‘Can you hear the Earth breathing?’ brings to life sustainability cycles and the natural (and un-natural) systems that lie beneath the production and absorption of carbon dioxide. In the 1950s, Charles Keeling started measuring CO2 concentrations in the atmosphere at the Moana Loa Observatory. These measurements showed for the first time how the planet itself is breathing as forests in the Northern hemisphere grow leaves in the Spring absorbing CO2, then release it back into the atmosphere in the Fall when leaves drop off the trees.
This performance includes both sonified data representing different elements of the CO2 system along with field recordings. Sounds are performed with modular synthesizers, samplers, biofeedback pads connected to plants, FX pedals, and looping feedback. The sound performance is supplemented with video that mixes footage of CO2 sources and sinks, “technical” slides and screenshots that illustrate the scaffolding and “disclose” the behind the scenes data, sonification, and sonic choices made, and video that shows changes over time such as time lapse video of a forest changing over a year and CO2 data animations.
The core of this work is work is grounded in the concept of disclosure - taking the sounds that are taken for granted and making them focus of attention. Lacey notes that this approach “reveals the complexity of the urban environment, which is typically hidden by the dominating sounds of the everyday” (2017, p. 166). And further that “disclosure is the approach that demonstrates the soundscape always exceeds perceptive capacity, and that beyond the dominant affective forces that shape everyday experience, there are hidden qualities waiting to be revealed” (ibid). These qualities are also hidden inside soundscape recordings and especially in sonification. Choices are made about how and when to record, how to edit into a piece, what processing and effects are applied, how “raw” data is turned into pitch, gate, velocity, timbre and which instruments are employed to play back the sounds.
Disclosure also applies to the methods used to plan, prepare, and perform this work. Here I present the system elements (i.e. primary components of natural systems that produce and absorb CO2), sources of data used for sonification, sound and field recording sources. In addition, I detail sound processing (including choices made for sonification) and playback instruments. In addition, I describe tools and processes used to harness/employ/highlight feedback processes between system elements and sound. Note that there are feedback loops and implications within recording, processing, and playback too. These choices are be illustrated with video, screenshots, and screen captures that show the process of data download and manipulation, exporting to MIDI, importing into Ableton, sound design, and processing. Each of these processes contain choices that influence the sound that is heard by the audience.
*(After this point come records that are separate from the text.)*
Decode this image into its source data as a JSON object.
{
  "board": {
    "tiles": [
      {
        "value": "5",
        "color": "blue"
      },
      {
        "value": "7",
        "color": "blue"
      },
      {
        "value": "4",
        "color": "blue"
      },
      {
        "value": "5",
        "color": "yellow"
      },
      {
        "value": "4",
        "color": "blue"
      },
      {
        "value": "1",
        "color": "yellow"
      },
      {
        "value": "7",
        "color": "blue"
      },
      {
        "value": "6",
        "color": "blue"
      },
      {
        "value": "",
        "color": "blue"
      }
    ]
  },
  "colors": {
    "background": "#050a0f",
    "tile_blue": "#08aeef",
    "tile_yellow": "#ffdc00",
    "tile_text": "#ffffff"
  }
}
Conception, recording, production, performance: Steve Williams/drusnoise
Data artist: Lisa Knolle (@lets.learn.machines)
Data source: C. D. Keeling, S. C. Piper, R. B. Bacastow, M. Wahlen, T. P. Whorf, M. Heimann, and H. A. Meijer, Exchanges of atmospheric CO2 and 13CO2 with the terrestrial biosphere and oceans from 1978 to 2000. I. Global aspects, SIO Reference Series, No. 01-06, Scripps Institution of Oceanography, San Diego, 88 pages, 2001.